[Start of Attachment]
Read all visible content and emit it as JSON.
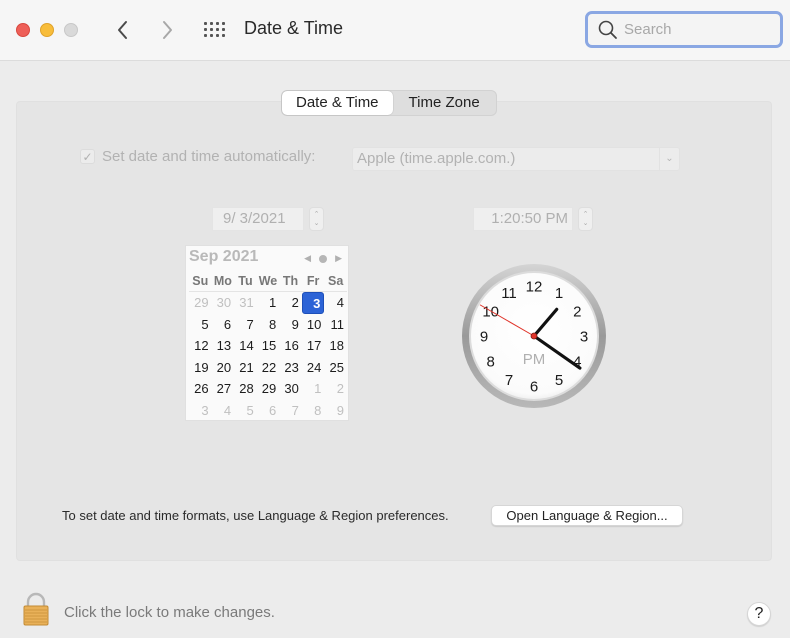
{
  "window": {
    "title": "Date & Time",
    "search": {
      "placeholder": "Search",
      "value": ""
    }
  },
  "tabs": [
    {
      "label": "Date & Time",
      "active": true
    },
    {
      "label": "Time Zone",
      "active": false
    }
  ],
  "auto": {
    "checked": true,
    "label": "Set date and time automatically:",
    "server": "Apple (time.apple.com.)"
  },
  "date_field": "9/  3/2021",
  "time_field": "1:20:50 PM",
  "calendar": {
    "month_label": "Sep 2021",
    "weekdays": [
      "Su",
      "Mo",
      "Tu",
      "We",
      "Th",
      "Fr",
      "Sa"
    ],
    "weeks": [
      [
        {
          "d": "29",
          "o": true
        },
        {
          "d": "30",
          "o": true
        },
        {
          "d": "31",
          "o": true
        },
        {
          "d": "1"
        },
        {
          "d": "2"
        },
        {
          "d": "3",
          "sel": true
        },
        {
          "d": "4"
        }
      ],
      [
        {
          "d": "5"
        },
        {
          "d": "6"
        },
        {
          "d": "7"
        },
        {
          "d": "8"
        },
        {
          "d": "9"
        },
        {
          "d": "10"
        },
        {
          "d": "11"
        }
      ],
      [
        {
          "d": "12"
        },
        {
          "d": "13"
        },
        {
          "d": "14"
        },
        {
          "d": "15"
        },
        {
          "d": "16"
        },
        {
          "d": "17"
        },
        {
          "d": "18"
        }
      ],
      [
        {
          "d": "19"
        },
        {
          "d": "20"
        },
        {
          "d": "21"
        },
        {
          "d": "22"
        },
        {
          "d": "23"
        },
        {
          "d": "24"
        },
        {
          "d": "25"
        }
      ],
      [
        {
          "d": "26"
        },
        {
          "d": "27"
        },
        {
          "d": "28"
        },
        {
          "d": "29"
        },
        {
          "d": "30"
        },
        {
          "d": "1",
          "o": true
        },
        {
          "d": "2",
          "o": true
        }
      ],
      [
        {
          "d": "3",
          "o": true
        },
        {
          "d": "4",
          "o": true
        },
        {
          "d": "5",
          "o": true
        },
        {
          "d": "6",
          "o": true
        },
        {
          "d": "7",
          "o": true
        },
        {
          "d": "8",
          "o": true
        },
        {
          "d": "9",
          "o": true
        }
      ]
    ]
  },
  "clock": {
    "hour": 1,
    "minute": 20,
    "second": 50,
    "meridiem": "PM",
    "numerals": [
      "12",
      "1",
      "2",
      "3",
      "4",
      "5",
      "6",
      "7",
      "8",
      "9",
      "10",
      "11"
    ]
  },
  "formats": {
    "text": "To set date and time formats, use Language & Region preferences.",
    "button": "Open Language & Region..."
  },
  "footer": {
    "lock_text": "Click the lock to make changes.",
    "help_label": "?"
  },
  "colors": {
    "accent": "#2c63d6",
    "search_focus": "#8aa7e3",
    "second_hand": "#e0342a"
  }
}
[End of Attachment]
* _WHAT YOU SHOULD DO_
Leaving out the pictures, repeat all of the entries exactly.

* _RESPONSE BELOW_
Read all visible content and emit it as JSON.
{
  "window": {
    "title": "Date & Time",
    "search": {
      "placeholder": "Search",
      "value": ""
    }
  },
  "tabs": [
    {
      "label": "Date & Time",
      "active": true
    },
    {
      "label": "Time Zone",
      "active": false
    }
  ],
  "auto": {
    "checked": true,
    "label": "Set date and time automatically:",
    "server": "Apple (time.apple.com.)"
  },
  "date_field": "9/  3/2021",
  "time_field": "1:20:50 PM",
  "calendar": {
    "month_label": "Sep 2021",
    "weekdays": [
      "Su",
      "Mo",
      "Tu",
      "We",
      "Th",
      "Fr",
      "Sa"
    ],
    "weeks": [
      [
        {
          "d": "29",
          "o": true
        },
        {
          "d": "30",
          "o": true
        },
        {
          "d": "31",
          "o": true
        },
        {
          "d": "1"
        },
        {
          "d": "2"
        },
        {
          "d": "3",
          "sel": true
        },
        {
          "d": "4"
        }
      ],
      [
        {
          "d": "5"
        },
        {
          "d": "6"
        },
        {
          "d": "7"
        },
        {
          "d": "8"
        },
        {
          "d": "9"
        },
        {
          "d": "10"
        },
        {
          "d": "11"
        }
      ],
      [
        {
          "d": "12"
        },
        {
          "d": "13"
        },
        {
          "d": "14"
        },
        {
          "d": "15"
        },
        {
          "d": "16"
        },
        {
          "d": "17"
        },
        {
          "d": "18"
        }
      ],
      [
        {
          "d": "19"
        },
        {
          "d": "20"
        },
        {
          "d": "21"
        },
        {
          "d": "22"
        },
        {
          "d": "23"
        },
        {
          "d": "24"
        },
        {
          "d": "25"
        }
      ],
      [
        {
          "d": "26"
        },
        {
          "d": "27"
        },
        {
          "d": "28"
        },
        {
          "d": "29"
        },
        {
          "d": "30"
        },
        {
          "d": "1",
          "o": true
        },
        {
          "d": "2",
          "o": true
        }
      ],
      [
        {
          "d": "3",
          "o": true
        },
        {
          "d": "4",
          "o": true
        },
        {
          "d": "5",
          "o": true
        },
        {
          "d": "6",
          "o": true
        },
        {
          "d": "7",
          "o": true
        },
        {
          "d": "8",
          "o": true
        },
        {
          "d": "9",
          "o": true
        }
      ]
    ]
  },
  "clock": {
    "hour": 1,
    "minute": 20,
    "second": 50,
    "meridiem": "PM",
    "numerals": [
      "12",
      "1",
      "2",
      "3",
      "4",
      "5",
      "6",
      "7",
      "8",
      "9",
      "10",
      "11"
    ]
  },
  "formats": {
    "text": "To set date and time formats, use Language & Region preferences.",
    "button": "Open Language & Region..."
  },
  "footer": {
    "lock_text": "Click the lock to make changes.",
    "help_label": "?"
  },
  "colors": {
    "accent": "#2c63d6",
    "search_focus": "#8aa7e3",
    "second_hand": "#e0342a"
  }
}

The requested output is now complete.